### Re: 43S News

Posted:

**Tue May 19, 2020 12:17 pm**We're not using math.h primarily because it uses a binary based floating point format. Calculators use decimal floating point because their users mostly work in decimal. The differences can be a surprise at times. Something as simple as 0.3 cannot be exactly represented as a binary number, it can in decimal.

Sine and cosine are calculated using a Taylor expansion after the argument has been reduced to the first quadrant of the circle. The series converges rapidly here without numeric stability issues.

The reasons for the different precisions of reals are generally accuracy, by calculating intermediate results in higher precision it is easy to get a correct answer. The number of digits required depends on the operation. By spending a lot more effort on the arithmetic, the number of additional digits could be greatly reduced.
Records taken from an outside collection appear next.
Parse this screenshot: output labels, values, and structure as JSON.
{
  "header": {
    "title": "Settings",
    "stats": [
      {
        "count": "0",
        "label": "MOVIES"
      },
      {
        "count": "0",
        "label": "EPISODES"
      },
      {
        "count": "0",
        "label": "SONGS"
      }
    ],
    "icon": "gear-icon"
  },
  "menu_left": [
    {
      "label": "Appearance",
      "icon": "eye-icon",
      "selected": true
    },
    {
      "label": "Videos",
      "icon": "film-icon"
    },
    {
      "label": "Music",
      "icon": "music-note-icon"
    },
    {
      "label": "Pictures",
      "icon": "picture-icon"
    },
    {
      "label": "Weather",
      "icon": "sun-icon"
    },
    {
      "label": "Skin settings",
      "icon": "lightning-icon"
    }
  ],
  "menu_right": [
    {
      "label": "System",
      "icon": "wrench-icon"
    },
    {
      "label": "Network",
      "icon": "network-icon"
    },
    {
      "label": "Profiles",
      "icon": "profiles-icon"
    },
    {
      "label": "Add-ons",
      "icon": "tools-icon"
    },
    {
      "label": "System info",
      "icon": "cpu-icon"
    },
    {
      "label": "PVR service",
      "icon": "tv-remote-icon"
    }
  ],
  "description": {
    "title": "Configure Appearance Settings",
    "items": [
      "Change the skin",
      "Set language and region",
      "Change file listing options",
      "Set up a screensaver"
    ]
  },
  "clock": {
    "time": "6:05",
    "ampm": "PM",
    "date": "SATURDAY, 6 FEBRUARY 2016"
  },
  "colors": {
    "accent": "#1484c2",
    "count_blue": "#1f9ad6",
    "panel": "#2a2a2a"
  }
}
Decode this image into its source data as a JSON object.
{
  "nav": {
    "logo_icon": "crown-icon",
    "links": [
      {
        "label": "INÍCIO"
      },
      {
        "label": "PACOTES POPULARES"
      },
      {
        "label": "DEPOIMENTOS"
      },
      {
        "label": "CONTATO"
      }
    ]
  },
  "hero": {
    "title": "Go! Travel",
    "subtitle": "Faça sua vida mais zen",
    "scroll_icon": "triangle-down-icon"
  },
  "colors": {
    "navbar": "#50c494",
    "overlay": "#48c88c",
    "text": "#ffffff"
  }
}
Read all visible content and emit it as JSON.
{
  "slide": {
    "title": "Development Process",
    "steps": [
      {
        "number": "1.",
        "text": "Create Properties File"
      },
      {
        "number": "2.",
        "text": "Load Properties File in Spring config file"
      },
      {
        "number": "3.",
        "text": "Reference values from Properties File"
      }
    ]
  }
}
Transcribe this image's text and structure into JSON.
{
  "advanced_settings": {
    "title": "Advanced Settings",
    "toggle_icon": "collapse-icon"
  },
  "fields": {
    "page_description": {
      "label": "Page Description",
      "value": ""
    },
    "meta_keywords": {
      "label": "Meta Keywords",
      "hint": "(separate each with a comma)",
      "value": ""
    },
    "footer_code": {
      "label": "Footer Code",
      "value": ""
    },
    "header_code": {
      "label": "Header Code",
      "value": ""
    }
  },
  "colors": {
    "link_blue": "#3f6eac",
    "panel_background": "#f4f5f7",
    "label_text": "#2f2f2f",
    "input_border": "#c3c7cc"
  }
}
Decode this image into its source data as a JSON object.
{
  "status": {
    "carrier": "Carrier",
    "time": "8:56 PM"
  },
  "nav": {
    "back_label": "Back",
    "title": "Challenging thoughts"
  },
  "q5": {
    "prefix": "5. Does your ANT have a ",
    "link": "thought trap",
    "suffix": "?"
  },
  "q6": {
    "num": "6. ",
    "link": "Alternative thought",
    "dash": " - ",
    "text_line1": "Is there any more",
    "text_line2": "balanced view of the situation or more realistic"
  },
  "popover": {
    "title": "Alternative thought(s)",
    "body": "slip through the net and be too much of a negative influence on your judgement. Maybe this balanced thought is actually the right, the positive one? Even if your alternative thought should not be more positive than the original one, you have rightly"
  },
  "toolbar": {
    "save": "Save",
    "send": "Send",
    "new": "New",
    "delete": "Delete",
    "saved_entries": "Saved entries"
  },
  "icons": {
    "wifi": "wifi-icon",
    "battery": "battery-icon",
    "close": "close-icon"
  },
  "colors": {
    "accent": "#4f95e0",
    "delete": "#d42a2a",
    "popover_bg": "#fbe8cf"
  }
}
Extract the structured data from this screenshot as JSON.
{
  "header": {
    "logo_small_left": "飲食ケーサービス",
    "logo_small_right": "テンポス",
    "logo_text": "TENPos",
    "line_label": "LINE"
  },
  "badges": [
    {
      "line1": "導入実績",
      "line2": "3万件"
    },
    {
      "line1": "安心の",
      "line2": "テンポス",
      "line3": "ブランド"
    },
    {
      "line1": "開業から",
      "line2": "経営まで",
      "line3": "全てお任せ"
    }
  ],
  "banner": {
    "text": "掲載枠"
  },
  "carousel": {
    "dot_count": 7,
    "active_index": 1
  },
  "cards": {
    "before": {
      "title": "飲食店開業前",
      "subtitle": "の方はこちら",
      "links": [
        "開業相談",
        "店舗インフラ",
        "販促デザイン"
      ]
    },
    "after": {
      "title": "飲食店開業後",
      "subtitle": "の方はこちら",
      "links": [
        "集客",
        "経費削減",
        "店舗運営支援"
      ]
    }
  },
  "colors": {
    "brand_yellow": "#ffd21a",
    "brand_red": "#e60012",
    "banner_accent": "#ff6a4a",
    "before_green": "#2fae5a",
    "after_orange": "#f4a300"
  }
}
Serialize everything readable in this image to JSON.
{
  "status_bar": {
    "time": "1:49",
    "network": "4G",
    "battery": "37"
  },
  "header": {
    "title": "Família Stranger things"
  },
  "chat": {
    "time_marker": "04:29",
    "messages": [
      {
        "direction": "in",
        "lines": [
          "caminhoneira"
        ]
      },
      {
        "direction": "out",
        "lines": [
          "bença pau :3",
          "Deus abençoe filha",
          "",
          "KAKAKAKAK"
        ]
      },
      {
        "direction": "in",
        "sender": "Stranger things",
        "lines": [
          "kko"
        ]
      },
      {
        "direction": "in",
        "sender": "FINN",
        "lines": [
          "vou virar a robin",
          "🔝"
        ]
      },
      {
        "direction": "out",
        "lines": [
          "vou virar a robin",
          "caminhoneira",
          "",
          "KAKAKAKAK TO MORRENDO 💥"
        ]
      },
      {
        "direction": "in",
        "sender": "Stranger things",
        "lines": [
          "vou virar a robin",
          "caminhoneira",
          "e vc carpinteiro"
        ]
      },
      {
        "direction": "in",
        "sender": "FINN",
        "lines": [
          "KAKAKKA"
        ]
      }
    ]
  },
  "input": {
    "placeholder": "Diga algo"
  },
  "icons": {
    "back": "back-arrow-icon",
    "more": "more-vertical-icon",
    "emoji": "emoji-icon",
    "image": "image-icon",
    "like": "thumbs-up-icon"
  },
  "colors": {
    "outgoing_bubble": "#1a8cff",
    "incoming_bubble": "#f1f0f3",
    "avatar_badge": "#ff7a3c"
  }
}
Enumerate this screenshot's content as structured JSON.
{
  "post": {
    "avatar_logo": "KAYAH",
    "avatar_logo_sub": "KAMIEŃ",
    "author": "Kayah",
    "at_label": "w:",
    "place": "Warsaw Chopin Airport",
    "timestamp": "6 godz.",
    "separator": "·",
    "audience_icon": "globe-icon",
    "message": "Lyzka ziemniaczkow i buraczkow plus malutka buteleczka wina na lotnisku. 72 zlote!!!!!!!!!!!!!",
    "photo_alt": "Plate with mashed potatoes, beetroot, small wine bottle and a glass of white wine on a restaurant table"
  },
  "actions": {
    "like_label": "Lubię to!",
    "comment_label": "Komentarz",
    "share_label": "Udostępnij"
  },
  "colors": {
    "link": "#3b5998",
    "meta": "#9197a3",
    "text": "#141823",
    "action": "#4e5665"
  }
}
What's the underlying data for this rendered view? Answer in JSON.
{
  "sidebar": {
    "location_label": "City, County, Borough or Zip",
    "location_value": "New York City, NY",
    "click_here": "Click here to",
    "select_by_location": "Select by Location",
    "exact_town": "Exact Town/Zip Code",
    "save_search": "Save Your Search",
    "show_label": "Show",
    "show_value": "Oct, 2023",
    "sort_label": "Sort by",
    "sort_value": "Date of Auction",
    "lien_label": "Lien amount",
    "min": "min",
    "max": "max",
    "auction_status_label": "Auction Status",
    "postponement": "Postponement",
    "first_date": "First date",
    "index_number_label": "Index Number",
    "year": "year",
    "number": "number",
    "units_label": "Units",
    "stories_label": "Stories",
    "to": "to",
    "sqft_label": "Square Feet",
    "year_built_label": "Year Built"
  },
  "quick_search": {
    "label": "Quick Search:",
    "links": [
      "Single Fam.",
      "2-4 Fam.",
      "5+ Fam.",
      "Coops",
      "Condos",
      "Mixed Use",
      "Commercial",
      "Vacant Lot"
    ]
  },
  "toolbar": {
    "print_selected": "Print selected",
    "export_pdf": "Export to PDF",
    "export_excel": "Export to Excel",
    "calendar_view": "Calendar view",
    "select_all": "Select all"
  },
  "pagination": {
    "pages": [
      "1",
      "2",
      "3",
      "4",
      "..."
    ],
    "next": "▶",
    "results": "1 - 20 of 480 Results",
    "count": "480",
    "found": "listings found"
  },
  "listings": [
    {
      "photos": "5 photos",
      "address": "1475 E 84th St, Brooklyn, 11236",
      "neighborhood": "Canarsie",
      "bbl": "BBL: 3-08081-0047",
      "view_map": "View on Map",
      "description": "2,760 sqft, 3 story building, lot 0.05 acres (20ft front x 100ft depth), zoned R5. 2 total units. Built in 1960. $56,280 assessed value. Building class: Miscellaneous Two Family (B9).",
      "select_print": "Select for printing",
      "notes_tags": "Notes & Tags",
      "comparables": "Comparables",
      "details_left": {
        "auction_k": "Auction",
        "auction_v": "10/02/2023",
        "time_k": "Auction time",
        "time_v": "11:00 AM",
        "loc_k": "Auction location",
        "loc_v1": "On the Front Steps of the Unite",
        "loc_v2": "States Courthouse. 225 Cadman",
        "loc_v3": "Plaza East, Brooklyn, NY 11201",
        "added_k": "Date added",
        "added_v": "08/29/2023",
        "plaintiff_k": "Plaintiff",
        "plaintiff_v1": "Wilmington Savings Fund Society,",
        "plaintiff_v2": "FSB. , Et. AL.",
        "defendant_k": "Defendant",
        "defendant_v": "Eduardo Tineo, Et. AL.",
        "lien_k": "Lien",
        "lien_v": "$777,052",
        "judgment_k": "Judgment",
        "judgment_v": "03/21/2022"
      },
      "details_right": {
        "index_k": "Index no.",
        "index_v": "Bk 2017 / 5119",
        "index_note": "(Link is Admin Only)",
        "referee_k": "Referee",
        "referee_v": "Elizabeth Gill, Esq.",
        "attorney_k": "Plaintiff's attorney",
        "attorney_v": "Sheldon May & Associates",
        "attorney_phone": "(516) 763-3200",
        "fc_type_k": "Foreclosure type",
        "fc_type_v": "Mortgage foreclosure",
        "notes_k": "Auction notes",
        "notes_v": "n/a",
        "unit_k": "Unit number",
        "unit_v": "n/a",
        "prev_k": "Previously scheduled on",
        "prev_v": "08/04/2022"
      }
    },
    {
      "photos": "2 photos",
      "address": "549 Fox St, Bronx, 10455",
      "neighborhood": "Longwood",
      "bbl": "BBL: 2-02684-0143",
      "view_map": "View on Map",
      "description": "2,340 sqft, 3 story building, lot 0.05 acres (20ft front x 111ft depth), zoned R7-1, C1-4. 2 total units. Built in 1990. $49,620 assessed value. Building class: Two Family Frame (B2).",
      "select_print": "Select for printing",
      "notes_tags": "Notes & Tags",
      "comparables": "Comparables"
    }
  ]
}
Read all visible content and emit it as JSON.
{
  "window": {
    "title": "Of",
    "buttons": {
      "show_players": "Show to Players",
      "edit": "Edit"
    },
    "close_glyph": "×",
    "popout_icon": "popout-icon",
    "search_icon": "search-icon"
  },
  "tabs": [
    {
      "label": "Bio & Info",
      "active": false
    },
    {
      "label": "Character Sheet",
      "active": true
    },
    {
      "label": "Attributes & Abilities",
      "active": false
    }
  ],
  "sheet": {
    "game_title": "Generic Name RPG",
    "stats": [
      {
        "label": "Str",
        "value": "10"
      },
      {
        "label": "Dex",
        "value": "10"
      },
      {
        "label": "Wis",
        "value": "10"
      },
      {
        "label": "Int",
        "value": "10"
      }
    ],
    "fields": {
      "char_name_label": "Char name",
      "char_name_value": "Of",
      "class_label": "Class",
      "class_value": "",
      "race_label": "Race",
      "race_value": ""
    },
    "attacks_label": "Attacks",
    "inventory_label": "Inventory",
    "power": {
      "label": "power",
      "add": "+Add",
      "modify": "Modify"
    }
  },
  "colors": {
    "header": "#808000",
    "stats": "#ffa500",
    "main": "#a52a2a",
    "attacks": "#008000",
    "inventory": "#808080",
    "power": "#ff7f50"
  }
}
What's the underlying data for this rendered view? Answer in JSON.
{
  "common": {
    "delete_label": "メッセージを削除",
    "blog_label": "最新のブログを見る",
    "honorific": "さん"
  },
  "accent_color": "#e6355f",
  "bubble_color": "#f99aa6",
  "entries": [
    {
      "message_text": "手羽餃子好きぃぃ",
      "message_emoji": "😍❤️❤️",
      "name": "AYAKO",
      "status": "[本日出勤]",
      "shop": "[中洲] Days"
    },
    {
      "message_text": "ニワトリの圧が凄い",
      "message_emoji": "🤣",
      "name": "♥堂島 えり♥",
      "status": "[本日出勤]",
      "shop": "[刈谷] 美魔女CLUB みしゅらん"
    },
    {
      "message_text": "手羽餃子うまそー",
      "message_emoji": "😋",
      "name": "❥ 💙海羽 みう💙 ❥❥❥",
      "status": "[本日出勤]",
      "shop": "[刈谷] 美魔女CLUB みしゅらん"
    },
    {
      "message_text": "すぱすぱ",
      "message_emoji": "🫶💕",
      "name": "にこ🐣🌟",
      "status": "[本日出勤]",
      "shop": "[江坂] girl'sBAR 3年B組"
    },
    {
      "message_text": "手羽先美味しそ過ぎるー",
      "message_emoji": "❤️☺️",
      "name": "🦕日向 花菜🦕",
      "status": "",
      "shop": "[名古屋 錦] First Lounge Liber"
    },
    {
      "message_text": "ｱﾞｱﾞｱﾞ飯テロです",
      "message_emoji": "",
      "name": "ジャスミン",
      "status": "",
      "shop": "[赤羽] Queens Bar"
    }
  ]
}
Still, it is easier to brute force than to think

The exception is the largest representation which is present because the underlying mathematics library (decNumber) has a quirk when calculating remainders. Enough digits need to be carried to represent the result and the original argument -- e.g. 1E100 modulo .345 requires 100 + desired number of output digits (so upwards of 140) to get the correct answer. When calculating the trigonometric functions, the argument needs to be modulo reduced by 2𝜋. An (hypothetical) argument of the order of 1E300 that happens to be very close to a multiple of 2𝜋 could result in an answer of 1E-300 meaning 600+ digits.

Sine and cosine are calculated using a Taylor expansion after the argument has been reduced to the first quadrant of the circle. The series converges rapidly here without numeric stability issues.

The reasons for the different precisions of reals are generally accuracy, by calculating intermediate results in higher precision it is easy to get a correct answer. The number of digits required depends on the operation. By spending a lot more effort on the arithmetic, the number of additional digits could be greatly reduced. Still, it is easier to brute force than to think

The exception is the largest representation which is present because the underlying mathematics library (decNumber) has a quirk when calculating remainders. Enough digits need to be carried to represent the result and the original argument -- e.g. 1E100 modulo .345 requires 100 + desired number of output digits (so upwards of 140) to get the correct answer. When calculating the trigonometric functions, the argument needs to be modulo reduced by 2𝜋. An (hypothetical) argument of the order of 1E300 that happens to be very close to a multiple of 2𝜋 could result in an answer of 1E-300 meaning 600+ digits.